WHAT YOU NEED TO DO
Below are some records. Copy every line in them that holds "众神召唤".

EXERCISE MATERIAL
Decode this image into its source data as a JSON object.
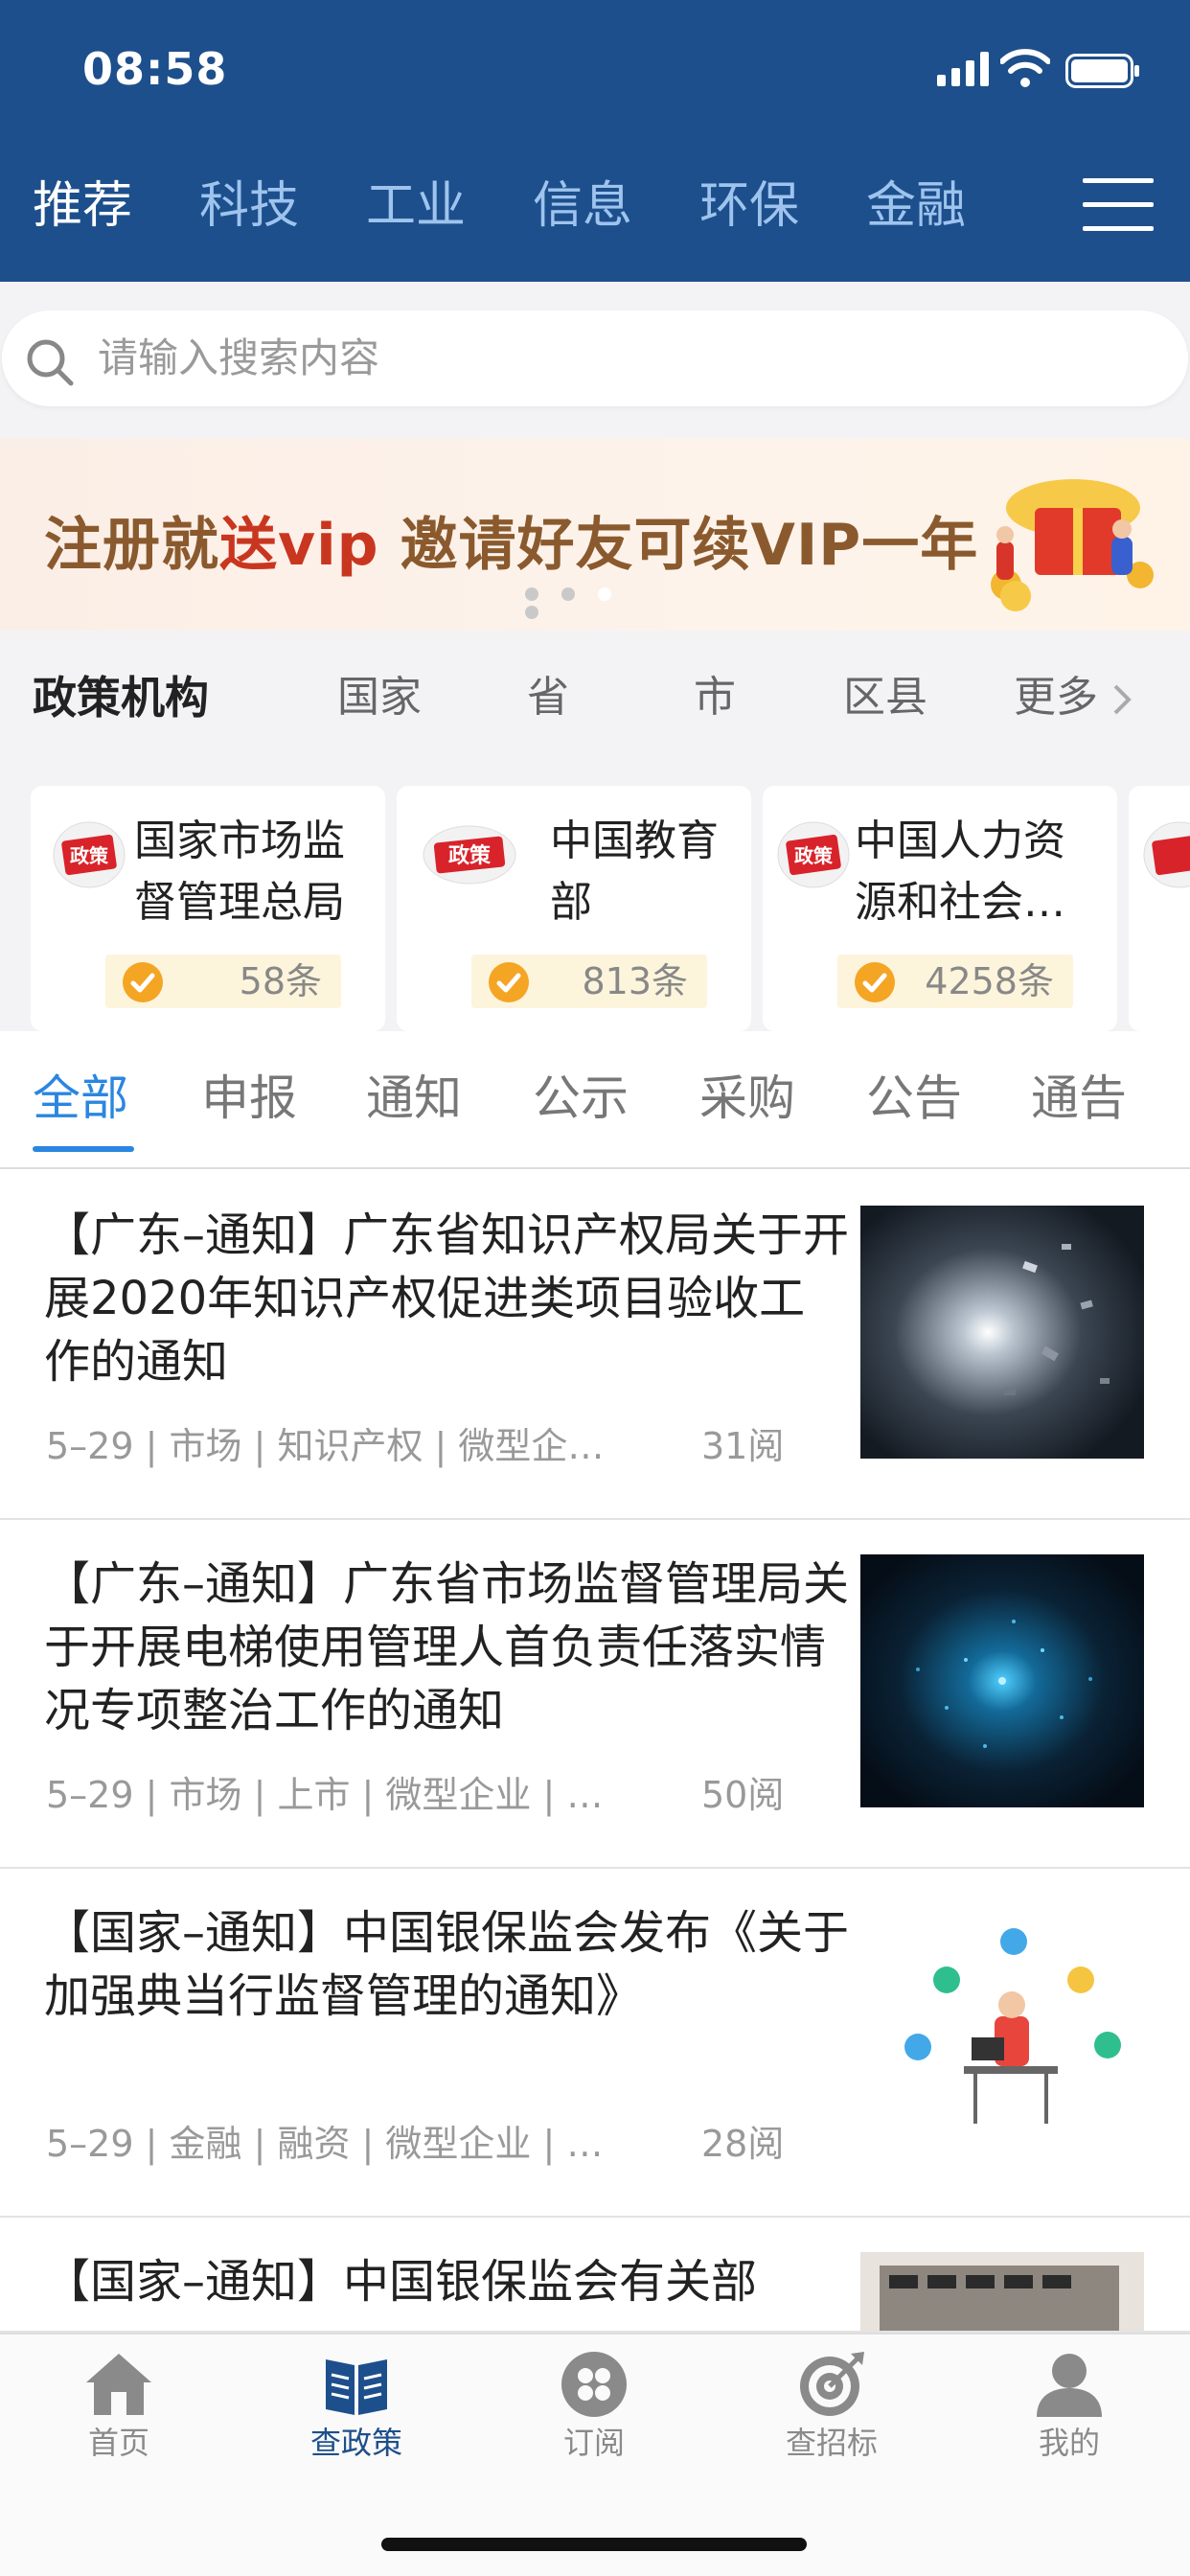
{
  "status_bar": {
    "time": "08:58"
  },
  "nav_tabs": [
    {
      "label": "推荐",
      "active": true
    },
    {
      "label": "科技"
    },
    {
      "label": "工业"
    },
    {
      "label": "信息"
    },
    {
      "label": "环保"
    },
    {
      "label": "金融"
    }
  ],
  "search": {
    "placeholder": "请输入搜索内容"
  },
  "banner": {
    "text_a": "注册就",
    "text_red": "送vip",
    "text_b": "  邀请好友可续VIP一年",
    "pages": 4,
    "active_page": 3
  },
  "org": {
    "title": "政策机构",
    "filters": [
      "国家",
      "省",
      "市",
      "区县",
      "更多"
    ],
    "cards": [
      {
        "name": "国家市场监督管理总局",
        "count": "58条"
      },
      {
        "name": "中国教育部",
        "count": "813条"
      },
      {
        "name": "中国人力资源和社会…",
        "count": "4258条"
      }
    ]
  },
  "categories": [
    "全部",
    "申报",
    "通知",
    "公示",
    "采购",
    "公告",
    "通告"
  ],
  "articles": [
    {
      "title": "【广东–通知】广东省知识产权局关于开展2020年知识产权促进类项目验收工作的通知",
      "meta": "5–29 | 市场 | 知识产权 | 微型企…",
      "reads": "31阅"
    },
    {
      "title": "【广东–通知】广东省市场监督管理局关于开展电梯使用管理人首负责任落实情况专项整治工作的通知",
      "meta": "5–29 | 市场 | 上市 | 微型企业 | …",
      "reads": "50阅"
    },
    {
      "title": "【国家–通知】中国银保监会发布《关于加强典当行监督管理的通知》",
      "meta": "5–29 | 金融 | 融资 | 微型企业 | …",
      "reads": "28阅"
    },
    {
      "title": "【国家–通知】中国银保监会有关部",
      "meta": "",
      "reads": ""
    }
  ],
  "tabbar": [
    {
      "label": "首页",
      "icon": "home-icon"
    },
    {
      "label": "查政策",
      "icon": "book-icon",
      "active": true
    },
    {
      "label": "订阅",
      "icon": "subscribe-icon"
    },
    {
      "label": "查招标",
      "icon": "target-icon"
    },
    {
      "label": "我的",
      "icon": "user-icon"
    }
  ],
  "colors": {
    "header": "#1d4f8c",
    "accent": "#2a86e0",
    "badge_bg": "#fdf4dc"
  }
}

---

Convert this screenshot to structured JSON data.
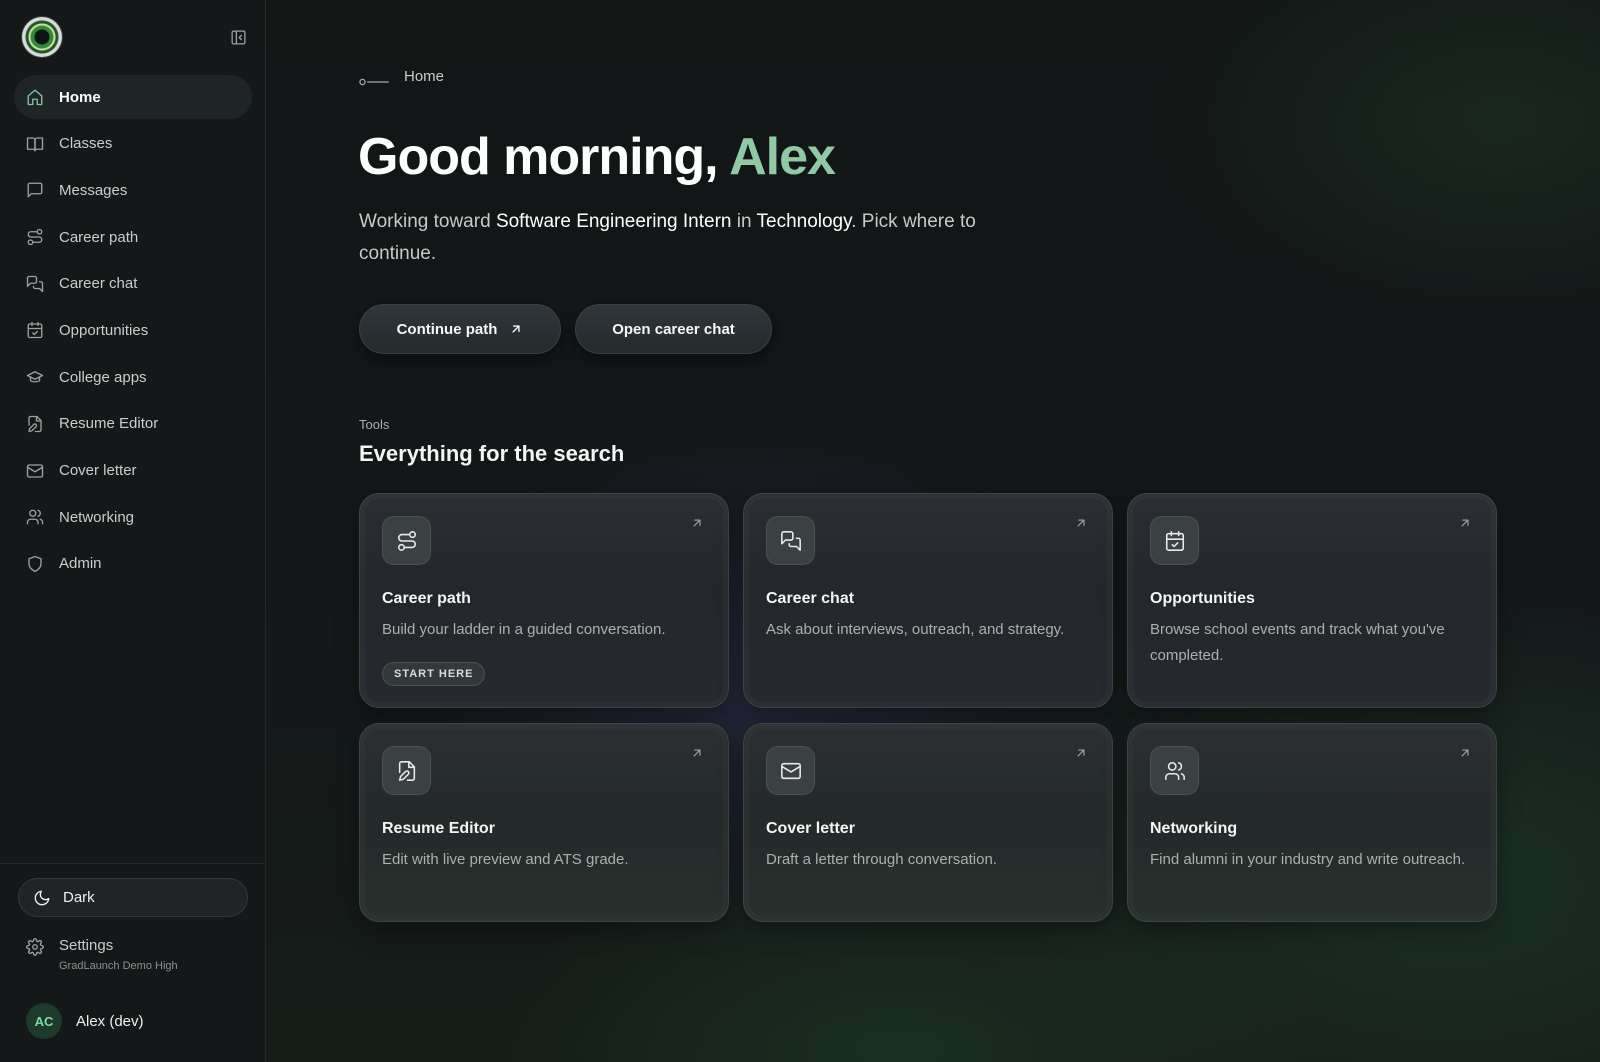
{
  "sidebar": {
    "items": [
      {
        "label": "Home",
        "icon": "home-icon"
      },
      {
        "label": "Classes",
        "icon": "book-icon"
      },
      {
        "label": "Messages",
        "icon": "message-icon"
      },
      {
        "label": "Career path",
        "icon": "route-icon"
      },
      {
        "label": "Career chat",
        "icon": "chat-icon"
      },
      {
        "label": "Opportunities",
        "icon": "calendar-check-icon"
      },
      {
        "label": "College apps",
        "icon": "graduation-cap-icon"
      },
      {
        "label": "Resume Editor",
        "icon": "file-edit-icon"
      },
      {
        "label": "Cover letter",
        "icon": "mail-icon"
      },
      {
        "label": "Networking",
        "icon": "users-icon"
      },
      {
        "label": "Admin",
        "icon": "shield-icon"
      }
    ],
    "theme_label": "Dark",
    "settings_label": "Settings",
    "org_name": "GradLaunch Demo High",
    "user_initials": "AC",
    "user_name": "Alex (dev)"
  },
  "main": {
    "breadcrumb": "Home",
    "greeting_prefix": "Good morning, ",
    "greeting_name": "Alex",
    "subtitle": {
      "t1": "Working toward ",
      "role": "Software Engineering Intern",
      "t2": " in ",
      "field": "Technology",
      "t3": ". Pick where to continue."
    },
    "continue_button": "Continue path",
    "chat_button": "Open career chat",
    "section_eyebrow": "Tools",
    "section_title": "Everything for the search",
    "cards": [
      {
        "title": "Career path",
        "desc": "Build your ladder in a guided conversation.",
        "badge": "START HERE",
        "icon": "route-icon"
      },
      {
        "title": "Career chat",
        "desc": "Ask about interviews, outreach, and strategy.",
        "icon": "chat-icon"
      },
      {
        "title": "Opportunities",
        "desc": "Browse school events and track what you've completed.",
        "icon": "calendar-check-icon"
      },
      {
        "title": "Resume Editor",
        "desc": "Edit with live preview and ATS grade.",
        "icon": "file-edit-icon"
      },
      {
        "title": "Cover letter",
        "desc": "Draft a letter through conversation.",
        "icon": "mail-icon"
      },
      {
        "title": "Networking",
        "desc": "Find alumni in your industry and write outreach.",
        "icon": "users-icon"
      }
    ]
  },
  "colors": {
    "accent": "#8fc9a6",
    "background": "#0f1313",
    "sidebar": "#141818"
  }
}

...

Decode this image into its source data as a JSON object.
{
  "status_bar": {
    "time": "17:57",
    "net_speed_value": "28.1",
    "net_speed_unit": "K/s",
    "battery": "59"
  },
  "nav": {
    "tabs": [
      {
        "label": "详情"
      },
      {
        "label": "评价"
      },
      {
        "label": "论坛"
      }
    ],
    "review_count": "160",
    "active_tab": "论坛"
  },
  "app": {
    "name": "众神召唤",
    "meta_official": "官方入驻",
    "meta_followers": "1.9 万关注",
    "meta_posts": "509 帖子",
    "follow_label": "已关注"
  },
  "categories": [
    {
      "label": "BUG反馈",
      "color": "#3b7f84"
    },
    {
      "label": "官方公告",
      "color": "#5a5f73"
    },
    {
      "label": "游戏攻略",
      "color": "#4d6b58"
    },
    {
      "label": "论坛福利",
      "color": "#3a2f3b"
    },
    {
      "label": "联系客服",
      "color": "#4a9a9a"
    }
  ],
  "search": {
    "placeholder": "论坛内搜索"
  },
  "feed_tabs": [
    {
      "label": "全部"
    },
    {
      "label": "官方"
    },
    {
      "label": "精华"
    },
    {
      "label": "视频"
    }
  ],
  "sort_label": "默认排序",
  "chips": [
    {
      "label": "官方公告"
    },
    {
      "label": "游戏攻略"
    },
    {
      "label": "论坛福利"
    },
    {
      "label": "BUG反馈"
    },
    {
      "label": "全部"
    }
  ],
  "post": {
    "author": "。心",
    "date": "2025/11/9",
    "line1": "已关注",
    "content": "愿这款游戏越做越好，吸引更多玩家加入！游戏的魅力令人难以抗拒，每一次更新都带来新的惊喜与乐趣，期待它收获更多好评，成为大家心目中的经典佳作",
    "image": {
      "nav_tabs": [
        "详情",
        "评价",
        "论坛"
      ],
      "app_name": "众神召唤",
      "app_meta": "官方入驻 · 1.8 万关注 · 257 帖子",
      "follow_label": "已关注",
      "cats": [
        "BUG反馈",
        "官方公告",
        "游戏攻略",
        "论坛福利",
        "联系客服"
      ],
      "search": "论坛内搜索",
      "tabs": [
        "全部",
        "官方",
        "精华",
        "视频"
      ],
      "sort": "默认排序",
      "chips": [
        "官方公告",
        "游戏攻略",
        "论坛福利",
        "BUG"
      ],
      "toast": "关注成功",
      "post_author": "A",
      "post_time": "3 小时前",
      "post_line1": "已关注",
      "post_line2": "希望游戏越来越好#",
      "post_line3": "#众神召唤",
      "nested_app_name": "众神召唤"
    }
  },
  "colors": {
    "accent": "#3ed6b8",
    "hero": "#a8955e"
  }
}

YOUR RESPONSE
    "name": "众神召唤",
      "app_name": "众神召唤",
      "post_line3": "#众神召唤",
      "nested_app_name": "众神召唤"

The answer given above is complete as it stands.